Dad, I’m giving your military sleeping bag to the Anglican Church of Canada. The last time you unrolled this large pocket for sleepy cadets and folded your tall frame into it, Eisenhower was president and your younger brother was still in high school.You were serving in the US Navy and training to become an air traffic controller. From Midway Island, you witnessed atomic testing in the Pacific, received a gooseberry pie in a package from home, and wrote long letters to your sweetheart.
After you returned to civilian life, you kept this olive-green souvenir of your time at Midway’s Naval Air Facility, and after you died in 1995 the bedroll that once padded your barrack’s bunk remained unclaimed. It was stored away in a perpetually coiled state in my Missouri childhood home.
Not long after the 20th century spiraled into the current one, the sleeping bag was unearthed from the depths of storage and given to me. Upon completion of its passage from Missouri to Ontario, it continued its quiet, unfurled existence. Out of active service for 61 years, it didn’t seem likely to ever be called up again, and if the pandemic had not struck, it might have lain in limbo for another decade or two.
But today your Navy sleeping gear is needed again, recommissioned by the Community Director of a downtown Toronto church.

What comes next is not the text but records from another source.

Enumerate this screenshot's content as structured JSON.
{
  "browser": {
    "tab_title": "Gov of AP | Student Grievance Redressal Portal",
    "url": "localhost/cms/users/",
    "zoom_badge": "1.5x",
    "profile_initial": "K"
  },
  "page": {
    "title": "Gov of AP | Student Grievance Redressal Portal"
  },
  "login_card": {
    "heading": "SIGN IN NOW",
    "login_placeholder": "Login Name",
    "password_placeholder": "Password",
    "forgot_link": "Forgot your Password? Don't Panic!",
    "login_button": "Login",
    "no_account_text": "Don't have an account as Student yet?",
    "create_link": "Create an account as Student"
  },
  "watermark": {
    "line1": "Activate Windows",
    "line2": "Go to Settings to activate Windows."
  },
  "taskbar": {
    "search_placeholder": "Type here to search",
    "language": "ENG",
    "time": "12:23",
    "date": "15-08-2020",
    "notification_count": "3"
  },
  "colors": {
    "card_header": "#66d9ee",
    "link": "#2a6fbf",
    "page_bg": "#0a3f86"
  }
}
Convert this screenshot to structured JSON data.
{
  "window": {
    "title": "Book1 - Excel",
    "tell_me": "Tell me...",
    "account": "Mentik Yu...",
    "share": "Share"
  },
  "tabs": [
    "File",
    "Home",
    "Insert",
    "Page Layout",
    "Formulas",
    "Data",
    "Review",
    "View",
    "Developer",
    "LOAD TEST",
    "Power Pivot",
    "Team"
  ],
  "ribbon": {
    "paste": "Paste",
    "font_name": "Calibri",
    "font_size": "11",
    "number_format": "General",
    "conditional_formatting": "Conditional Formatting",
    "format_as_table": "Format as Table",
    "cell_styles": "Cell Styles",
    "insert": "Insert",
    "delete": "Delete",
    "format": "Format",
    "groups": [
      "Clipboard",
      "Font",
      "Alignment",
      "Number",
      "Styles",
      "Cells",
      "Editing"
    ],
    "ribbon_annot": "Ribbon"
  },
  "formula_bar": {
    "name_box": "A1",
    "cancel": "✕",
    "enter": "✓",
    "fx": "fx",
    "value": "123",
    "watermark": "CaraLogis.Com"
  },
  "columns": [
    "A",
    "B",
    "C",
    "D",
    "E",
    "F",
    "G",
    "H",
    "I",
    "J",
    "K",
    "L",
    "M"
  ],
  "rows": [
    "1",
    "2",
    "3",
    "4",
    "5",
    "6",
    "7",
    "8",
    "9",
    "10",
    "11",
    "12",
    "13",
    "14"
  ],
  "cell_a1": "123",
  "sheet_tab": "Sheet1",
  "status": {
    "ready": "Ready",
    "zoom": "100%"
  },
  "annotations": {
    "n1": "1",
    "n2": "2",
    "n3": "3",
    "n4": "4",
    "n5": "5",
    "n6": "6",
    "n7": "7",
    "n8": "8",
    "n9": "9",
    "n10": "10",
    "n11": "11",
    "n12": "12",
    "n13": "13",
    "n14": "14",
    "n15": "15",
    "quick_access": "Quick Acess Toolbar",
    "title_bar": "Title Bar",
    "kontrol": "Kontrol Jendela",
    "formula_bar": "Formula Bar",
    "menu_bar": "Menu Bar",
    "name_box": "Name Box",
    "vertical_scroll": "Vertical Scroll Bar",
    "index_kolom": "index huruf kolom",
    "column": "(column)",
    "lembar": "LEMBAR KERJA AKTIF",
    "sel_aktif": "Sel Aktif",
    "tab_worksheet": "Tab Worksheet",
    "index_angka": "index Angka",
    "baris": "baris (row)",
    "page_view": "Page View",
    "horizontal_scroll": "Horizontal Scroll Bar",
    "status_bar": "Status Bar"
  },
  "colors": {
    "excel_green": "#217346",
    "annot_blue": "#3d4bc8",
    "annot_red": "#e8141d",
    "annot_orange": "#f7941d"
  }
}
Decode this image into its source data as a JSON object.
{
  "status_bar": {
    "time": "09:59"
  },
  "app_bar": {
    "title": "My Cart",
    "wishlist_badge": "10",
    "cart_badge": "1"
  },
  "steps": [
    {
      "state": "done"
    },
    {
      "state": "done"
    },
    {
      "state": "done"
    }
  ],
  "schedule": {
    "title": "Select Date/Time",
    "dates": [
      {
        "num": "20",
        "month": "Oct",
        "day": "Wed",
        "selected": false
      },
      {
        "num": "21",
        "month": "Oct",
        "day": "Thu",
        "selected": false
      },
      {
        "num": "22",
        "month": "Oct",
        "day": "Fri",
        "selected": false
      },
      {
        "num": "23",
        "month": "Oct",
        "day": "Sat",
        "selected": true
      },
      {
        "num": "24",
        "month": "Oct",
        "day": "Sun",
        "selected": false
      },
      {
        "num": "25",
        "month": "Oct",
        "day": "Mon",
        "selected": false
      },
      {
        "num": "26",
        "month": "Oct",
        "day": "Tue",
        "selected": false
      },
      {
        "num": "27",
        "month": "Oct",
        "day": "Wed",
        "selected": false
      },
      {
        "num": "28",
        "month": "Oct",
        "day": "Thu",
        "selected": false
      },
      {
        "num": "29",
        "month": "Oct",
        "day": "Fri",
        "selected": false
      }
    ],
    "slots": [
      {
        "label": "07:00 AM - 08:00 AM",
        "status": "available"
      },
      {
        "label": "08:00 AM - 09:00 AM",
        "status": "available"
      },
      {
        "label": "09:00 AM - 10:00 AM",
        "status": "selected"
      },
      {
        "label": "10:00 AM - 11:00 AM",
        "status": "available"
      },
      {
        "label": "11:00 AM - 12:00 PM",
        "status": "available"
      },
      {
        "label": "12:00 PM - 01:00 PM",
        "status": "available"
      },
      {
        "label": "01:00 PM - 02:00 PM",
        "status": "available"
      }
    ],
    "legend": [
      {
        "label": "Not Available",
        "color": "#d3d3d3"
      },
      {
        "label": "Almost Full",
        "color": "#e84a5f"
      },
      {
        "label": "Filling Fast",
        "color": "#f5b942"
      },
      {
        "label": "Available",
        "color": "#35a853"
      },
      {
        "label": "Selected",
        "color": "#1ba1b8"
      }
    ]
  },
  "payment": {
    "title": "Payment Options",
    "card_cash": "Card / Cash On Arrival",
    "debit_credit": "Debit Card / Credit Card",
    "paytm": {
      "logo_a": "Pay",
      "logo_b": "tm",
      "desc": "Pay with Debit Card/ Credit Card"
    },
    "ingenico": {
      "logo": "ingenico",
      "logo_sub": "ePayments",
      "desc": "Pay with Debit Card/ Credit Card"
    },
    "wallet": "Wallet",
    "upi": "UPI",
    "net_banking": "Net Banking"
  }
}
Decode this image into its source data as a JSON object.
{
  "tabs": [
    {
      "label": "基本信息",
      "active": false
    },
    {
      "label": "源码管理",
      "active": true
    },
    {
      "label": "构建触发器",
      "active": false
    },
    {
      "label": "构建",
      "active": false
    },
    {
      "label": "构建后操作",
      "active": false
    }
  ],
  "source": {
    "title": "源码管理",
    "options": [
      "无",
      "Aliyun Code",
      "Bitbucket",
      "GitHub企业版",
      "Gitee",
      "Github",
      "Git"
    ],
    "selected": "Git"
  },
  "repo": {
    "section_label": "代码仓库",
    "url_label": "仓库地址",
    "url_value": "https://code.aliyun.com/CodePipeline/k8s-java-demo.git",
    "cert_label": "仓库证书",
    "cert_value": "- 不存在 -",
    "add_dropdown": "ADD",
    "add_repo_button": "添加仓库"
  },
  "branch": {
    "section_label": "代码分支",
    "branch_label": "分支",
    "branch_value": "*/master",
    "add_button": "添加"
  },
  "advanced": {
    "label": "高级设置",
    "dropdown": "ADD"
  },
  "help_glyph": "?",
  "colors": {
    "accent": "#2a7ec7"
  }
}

He recently requested emergency donations of sleeping bags, water, and hygiene items for people who have pitched their tents against the sheltering bricks of the Church of the Holy Trinity.
So I plucked your bedroll from its dusty cupboard and ran it through the washer and dryer. Then I carefully spun it around itself — a ritual winding prior to resurrection into practical relevance — before bundling it into a large Foody World bag for transport.
On a designated donation day, I arrived fifteen minutes before the doors of Trinity opened. To pass the time, I walked the nearby labyrinth with the loaded dolly — containing your sleeping sack, a case of water bottles, and a friend’s gift of soap, deodorant, hand sanitizer, and a blanket — that trailed behind like an awkward pilgrim on wheels.
As I twisted and turned according to the guidelines of an ancient pattern, I meditated on the evolving, looping journey of the sleeping bag — from Midway Island to the Midwest, United States to Canada, Cold War to global pandemic, Navy to non-military encampment, father to daughter, car trunk to dolly, labyrinth to arched door.
In the gentle maze of my mind’s centre, images related to the transfer of ownership appear: my father is in the sleeping bag, 21 years old and having just seen the ocean for the first time. And now it’s 2020 and a new person is snuggling into the bedding, someone who needs it.
Dad, I see your spirit in the sleeping bag gift. I remember how you volunteered as a job counselor at a local shelter and as a listener for a cancer hotline. I still see you in acts of service and care, the unrolling of a temporary bed, its careful placement in a tent, a shelter during a time of pain. If you could send a message to your brother or sister in sleep, I believe it might go like this:
Take this donation with my blessing and heartfelt prayers for your well-being. May it provide a protective layer between you and the hard ground as well as the cold without.
Like you, I have known struggle. I fought a cold war, lived with epilepsy, and battled for my very life, surviving two bouts of cancer before the third one got me. I was vulnerable. I was scared. I often felt alone. But suffering passes. You keep smiling. You keep making jokes.
May this old but sturdy bedroll of mine help you sleep through the night, giving you strength to face the morning. May it contain some of my optimism, fight, and love to match yours. May it not let you down.
Sleep well, dear comrade, and may sanctuary enfold you always.
Be warm. Be well. Be safe.
Be at peace.